Now, let us suppose that somehow the Hillary campaign actually managed to

(a) make sure that a rigged coin – supplied by them, not taken from somebody’s pocket – was used in each of the six coin toss cases

(b) figure out in advance which caucuses had to get those coins

(c) tell their person which side of the coin to choose in case a toin coss came up,

(d) none of the other folks noticed any of this skullduggery taking place right in front of their eyes — (by the way, you should watch this video of how this worked in practice)

THEN, yes, that weighted coin might help their odds, as you can see in this chart:

I used the binomial theorem to figure this one out. Let me give a few examples: in the row that’s highlighted in green, the probability of heads and tails is both 50%, and as I indicated int he last post, the probability of getting ‘heads’ five times out of six is about 9.38%. However, if you could somehow figure out how to make a coin that came up ‘heads’ 60% of the time, then your chances of getting 5 heads would improve to 18.66%.

And if you could boost the unfairness of your coin to the point that it would come up heads 80% of the time then your chances of getting 5 ‘heads’ would be 39.37%. Still not a slam-dunk.

I only know of two ways to make a coin biased. One method is to carefully split two coins in half the hard way, and make a two-headed coin (or two-tailed) coin. Such coins are actually sold in magic shops.

The other method is to bend the coin slightly – I am told that the concave side will end up being on top more frequently (like a cup).

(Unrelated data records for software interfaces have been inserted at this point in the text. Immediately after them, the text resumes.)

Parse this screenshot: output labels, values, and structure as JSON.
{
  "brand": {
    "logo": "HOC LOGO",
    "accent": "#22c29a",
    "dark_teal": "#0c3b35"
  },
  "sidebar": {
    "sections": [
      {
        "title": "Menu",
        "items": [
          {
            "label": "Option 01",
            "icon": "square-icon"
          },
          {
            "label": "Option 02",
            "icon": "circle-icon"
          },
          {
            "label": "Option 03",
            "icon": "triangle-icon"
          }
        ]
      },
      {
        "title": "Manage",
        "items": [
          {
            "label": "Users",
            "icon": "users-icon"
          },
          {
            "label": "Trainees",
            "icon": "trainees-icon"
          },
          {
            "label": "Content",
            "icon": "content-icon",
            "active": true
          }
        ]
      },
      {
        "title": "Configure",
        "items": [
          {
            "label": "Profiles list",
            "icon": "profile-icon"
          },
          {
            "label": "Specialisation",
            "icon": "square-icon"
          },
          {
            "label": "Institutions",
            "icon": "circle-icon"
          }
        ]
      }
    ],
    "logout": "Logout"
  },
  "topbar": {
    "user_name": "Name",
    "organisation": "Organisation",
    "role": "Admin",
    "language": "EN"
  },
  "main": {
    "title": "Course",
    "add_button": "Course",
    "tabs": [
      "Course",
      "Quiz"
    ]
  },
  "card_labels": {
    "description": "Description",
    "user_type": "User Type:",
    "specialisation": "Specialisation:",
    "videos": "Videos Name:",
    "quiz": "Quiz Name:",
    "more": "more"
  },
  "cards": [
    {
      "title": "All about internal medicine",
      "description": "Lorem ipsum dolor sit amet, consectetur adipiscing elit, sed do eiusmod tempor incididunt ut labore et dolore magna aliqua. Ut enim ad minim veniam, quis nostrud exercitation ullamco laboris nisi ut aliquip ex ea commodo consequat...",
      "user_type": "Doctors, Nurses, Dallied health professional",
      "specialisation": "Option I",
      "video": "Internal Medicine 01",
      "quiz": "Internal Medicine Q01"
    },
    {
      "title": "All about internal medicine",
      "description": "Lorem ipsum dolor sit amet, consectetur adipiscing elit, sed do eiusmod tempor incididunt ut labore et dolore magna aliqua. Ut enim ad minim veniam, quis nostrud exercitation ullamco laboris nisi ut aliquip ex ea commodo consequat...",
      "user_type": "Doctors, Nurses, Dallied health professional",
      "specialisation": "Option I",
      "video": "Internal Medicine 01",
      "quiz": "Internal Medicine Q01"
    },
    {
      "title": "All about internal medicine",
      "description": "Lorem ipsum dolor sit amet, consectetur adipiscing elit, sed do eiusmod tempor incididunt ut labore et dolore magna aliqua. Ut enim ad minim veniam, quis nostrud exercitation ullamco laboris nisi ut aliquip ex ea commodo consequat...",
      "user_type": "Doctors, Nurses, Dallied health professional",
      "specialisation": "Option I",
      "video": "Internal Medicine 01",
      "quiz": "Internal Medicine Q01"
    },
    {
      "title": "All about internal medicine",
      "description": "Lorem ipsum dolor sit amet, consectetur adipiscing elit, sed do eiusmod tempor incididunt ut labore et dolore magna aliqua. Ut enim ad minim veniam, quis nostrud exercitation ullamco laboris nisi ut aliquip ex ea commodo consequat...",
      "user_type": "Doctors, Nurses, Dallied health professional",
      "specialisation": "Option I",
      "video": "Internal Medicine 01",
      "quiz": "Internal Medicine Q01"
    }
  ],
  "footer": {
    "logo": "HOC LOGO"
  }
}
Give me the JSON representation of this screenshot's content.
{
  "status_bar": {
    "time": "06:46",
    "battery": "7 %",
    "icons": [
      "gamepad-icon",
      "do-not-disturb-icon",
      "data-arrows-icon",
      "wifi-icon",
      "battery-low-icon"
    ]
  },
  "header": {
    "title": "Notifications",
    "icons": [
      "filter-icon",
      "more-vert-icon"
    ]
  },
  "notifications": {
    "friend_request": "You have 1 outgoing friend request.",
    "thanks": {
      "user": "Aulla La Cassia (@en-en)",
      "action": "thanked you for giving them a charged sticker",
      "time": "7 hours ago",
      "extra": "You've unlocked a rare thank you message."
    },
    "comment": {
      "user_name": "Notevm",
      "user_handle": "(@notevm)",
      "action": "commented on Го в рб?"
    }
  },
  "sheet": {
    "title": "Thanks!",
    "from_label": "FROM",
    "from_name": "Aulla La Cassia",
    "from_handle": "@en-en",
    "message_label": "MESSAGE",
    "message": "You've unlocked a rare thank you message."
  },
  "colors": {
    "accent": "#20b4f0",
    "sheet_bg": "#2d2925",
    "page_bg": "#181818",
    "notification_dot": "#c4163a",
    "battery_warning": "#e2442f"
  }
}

So, Hillary’s nasty minions would have had to either distribute a bunch of bent coins or two-headed coins, and nobody else would have had the brains or eyesight to notice, for this to have been rigged.

I don’t think so.